The Black Museum was a 1951
radio crime drama program produced by Harry Alan Towers
for the BBC and based on real-life cases from the files of Scotland
Yard's Black Museum. Ira Marion wrote the scripts, and music for the series was composed and
conducted by Sidney Torch.
Orson Wells was both
host and narrator for stories of horror and mystery based on Scotland Yard's
collection of murder weapons and various ordinary objects once associated with
historical crime cases. The show's opening began, “The Black Museum, a
repository of death. Here in a grim, stone structure on the Thames which houses
Scotland Yard is a warehouse of homicide, a very strange room where everyday
objects... of a woman’s shoe, a tiny white box, a quilted robe... all are
touched by murder.”
Walking through the museum, Welles would pause at one of the exhibits, and
his description of an artifact served as a device to lead into a tale of terror
or a brutal murder. With the story themes deriving from objects in the collection, the 52
episodes had such titles as "The Tartan Scarf," "A Piece of Iron Chain,"
"Frosted Glass Shards" and "A Khaki Handkerchief.". An anomaly to the series as
well as the purpose of the museum itself was an episode called "The Letter". It
was not a murder story, but a story about forgery.
In America, a program
of similar scope, using many of the same picked cases as The Black
Museum, and nearly mirroring its broadcast run was broadcast by NBC called
Whitehall 1212. The
two shows were different in the respect that while Whitehall told the story of a
case entirely from the point of view of the police starting from the crime

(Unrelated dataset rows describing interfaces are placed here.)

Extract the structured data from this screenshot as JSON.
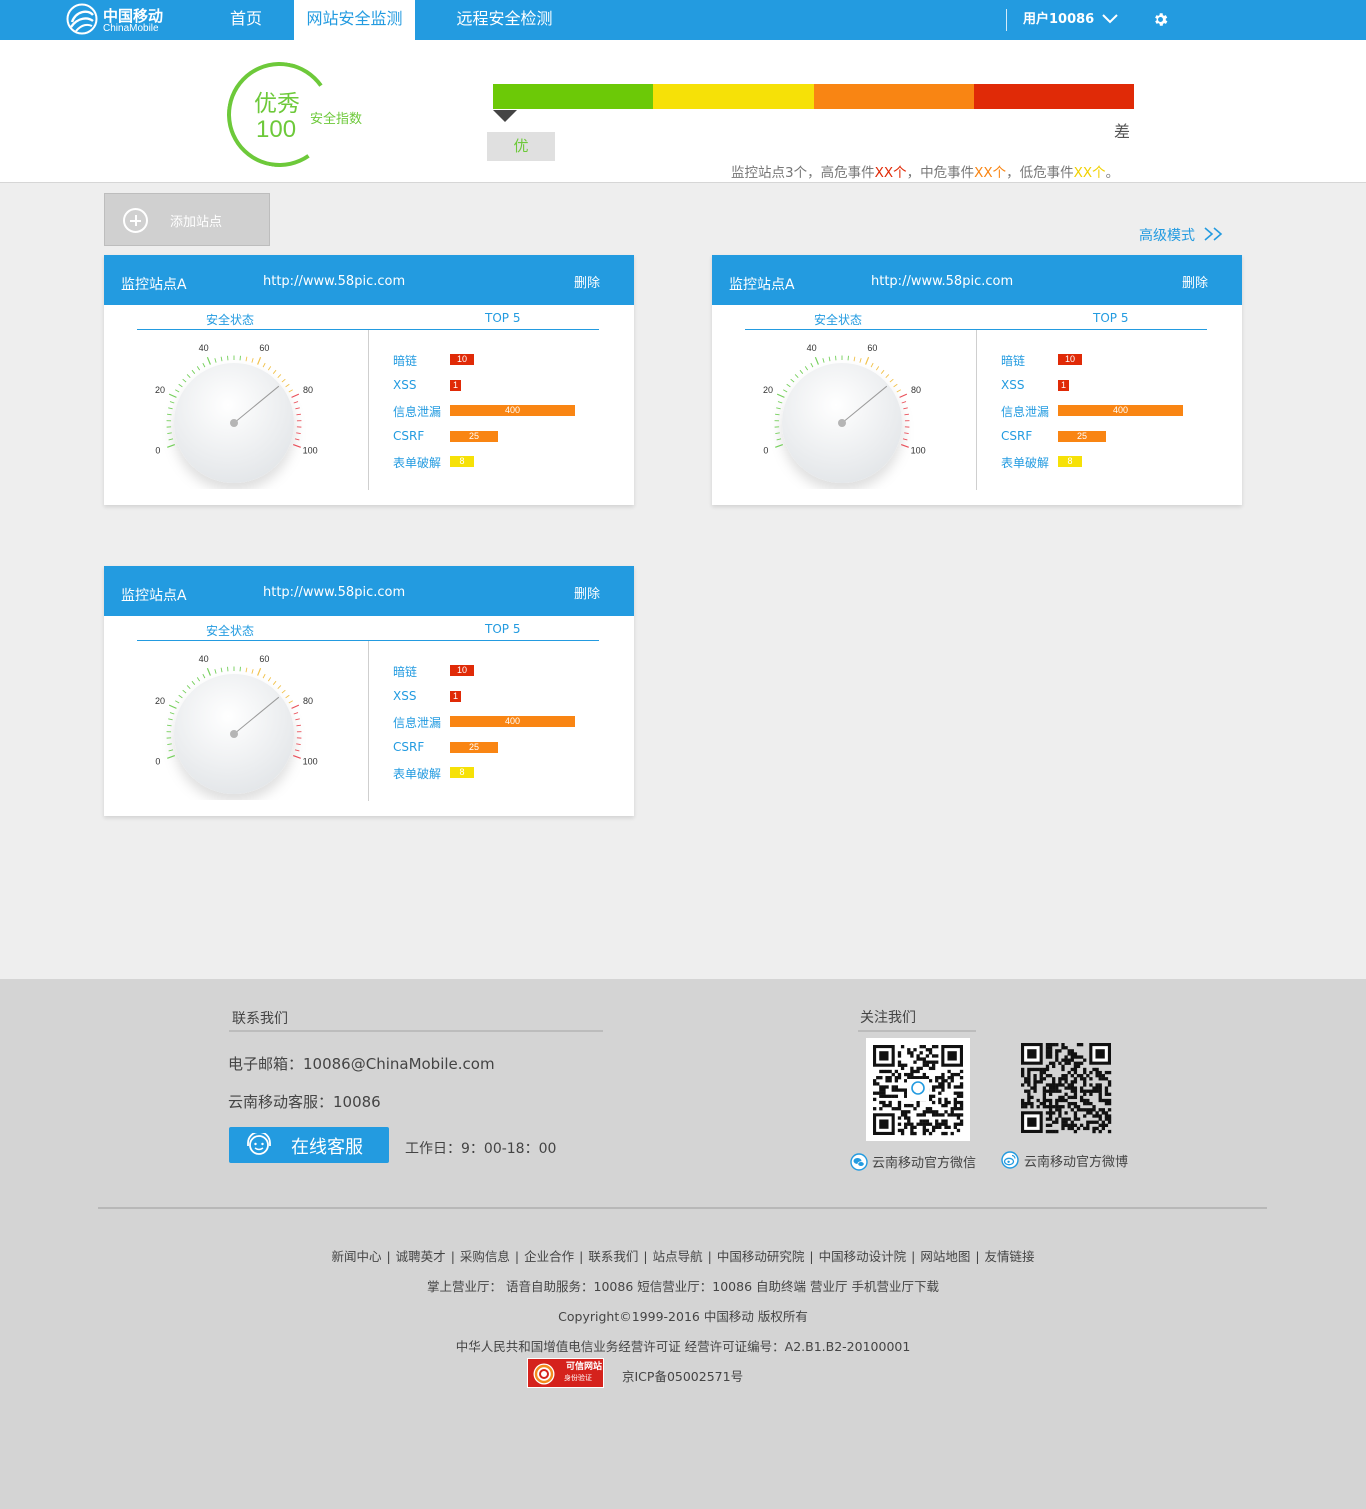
{
  "nav": {
    "logo_cn": "中国移动",
    "logo_en": "ChinaMobile",
    "items": [
      {
        "label": "首页"
      },
      {
        "label": "网站安全监测"
      },
      {
        "label": "远程安全检测"
      }
    ],
    "active_index": 1,
    "user": "用户10086"
  },
  "score": {
    "grade": "优秀",
    "value": "100",
    "label": "安全指数",
    "levels_colors": [
      "#6cc907",
      "#f6e107",
      "#f98513",
      "#e02a07"
    ],
    "pointer_level": "优",
    "worst_level": "差",
    "summary": {
      "prefix": "监控站点3个，高危事件",
      "high": "XX个",
      "mid_text": "，中危事件",
      "mid": "XX个",
      "low_text": "，低危事件",
      "low": "XX个",
      "suffix": "。"
    }
  },
  "toolbar": {
    "add_label": "添加站点",
    "advanced_label": "高级模式"
  },
  "cards": [
    {
      "title": "监控站点A",
      "url": "http://www.58pic.com",
      "delete_label": "删除",
      "status_title": "安全状态",
      "top_title": "TOP 5",
      "gauge": {
        "ticks": [
          "0",
          "20",
          "40",
          "60",
          "80",
          "100"
        ],
        "value": 73
      },
      "top5": [
        {
          "name": "暗链",
          "count": "10",
          "color": "#e02a07"
        },
        {
          "name": "XSS",
          "count": "1",
          "color": "#e02a07"
        },
        {
          "name": "信息泄漏",
          "count": "400",
          "color": "#f98513"
        },
        {
          "name": "CSRF",
          "count": "25",
          "color": "#f98513"
        },
        {
          "name": "表单破解",
          "count": "8",
          "color": "#f6e107"
        }
      ]
    },
    {
      "title": "监控站点A",
      "url": "http://www.58pic.com",
      "delete_label": "删除",
      "status_title": "安全状态",
      "top_title": "TOP 5",
      "gauge": {
        "ticks": [
          "0",
          "20",
          "40",
          "60",
          "80",
          "100"
        ],
        "value": 73
      },
      "top5": [
        {
          "name": "暗链",
          "count": "10",
          "color": "#e02a07"
        },
        {
          "name": "XSS",
          "count": "1",
          "color": "#e02a07"
        },
        {
          "name": "信息泄漏",
          "count": "400",
          "color": "#f98513"
        },
        {
          "name": "CSRF",
          "count": "25",
          "color": "#f98513"
        },
        {
          "name": "表单破解",
          "count": "8",
          "color": "#f6e107"
        }
      ]
    },
    {
      "title": "监控站点A",
      "url": "http://www.58pic.com",
      "delete_label": "删除",
      "status_title": "安全状态",
      "top_title": "TOP 5",
      "gauge": {
        "ticks": [
          "0",
          "20",
          "40",
          "60",
          "80",
          "100"
        ],
        "value": 73
      },
      "top5": [
        {
          "name": "暗链",
          "count": "10",
          "color": "#e02a07"
        },
        {
          "name": "XSS",
          "count": "1",
          "color": "#e02a07"
        },
        {
          "name": "信息泄漏",
          "count": "400",
          "color": "#f98513"
        },
        {
          "name": "CSRF",
          "count": "25",
          "color": "#f98513"
        },
        {
          "name": "表单破解",
          "count": "8",
          "color": "#f6e107"
        }
      ]
    }
  ],
  "footer": {
    "contact_title": "联系我们",
    "email": "电子邮箱：10086@ChinaMobile.com",
    "phone": "云南移动客服：10086",
    "cs_button": "在线客服",
    "hours": "工作日：9：00-18：00",
    "follow_title": "关注我们",
    "wechat_label": "云南移动官方微信",
    "weibo_label": "云南移动官方微博",
    "links": [
      "新闻中心",
      "诚聘英才",
      "采购信息",
      "企业合作",
      "联系我们",
      "站点导航",
      "中国移动研究院",
      "中国移动设计院",
      "网站地图",
      "友情链接"
    ],
    "services": "掌上营业厅： 语音自助服务：10086 短信营业厅：10086 自助终端 营业厅 手机营业厅下载",
    "copyright": "Copyright©1999-2016  中国移动  版权所有",
    "license": "中华人民共和国增值电信业务经营许可证  经营许可证编号：A2.B1.B2-20100001",
    "badge_title": "可信网站",
    "badge_sub": "身份验证",
    "icp": "京ICP备05002571号"
  }
}
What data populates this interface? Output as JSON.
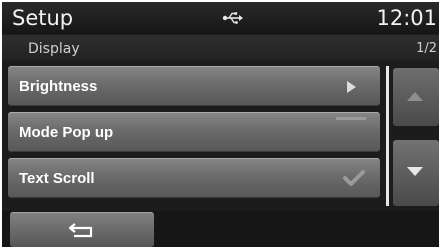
{
  "header": {
    "title": "Setup",
    "status_icon": "usb-icon",
    "clock": "12:01"
  },
  "subheader": {
    "section": "Display",
    "page": "1/2"
  },
  "menu": {
    "items": [
      {
        "label": "Brightness",
        "indicator": "arrow-right-icon"
      },
      {
        "label": "Mode Pop up",
        "indicator": "dash-icon"
      },
      {
        "label": "Text Scroll",
        "indicator": "check-icon"
      }
    ]
  },
  "scroll": {
    "up_icon": "up-arrow-icon",
    "up_enabled": false,
    "down_icon": "down-arrow-icon",
    "down_enabled": true
  },
  "footer": {
    "back_icon": "back-icon"
  },
  "colors": {
    "background": "#1c1c1c",
    "button": "#6b6b6b",
    "text": "#ffffff",
    "disabled_arrow": "#8e8e8e"
  }
}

scene, The Black Museum was more heavily dramatized and played out scenes of the
actual murders and included scenes from the criminal's point of view.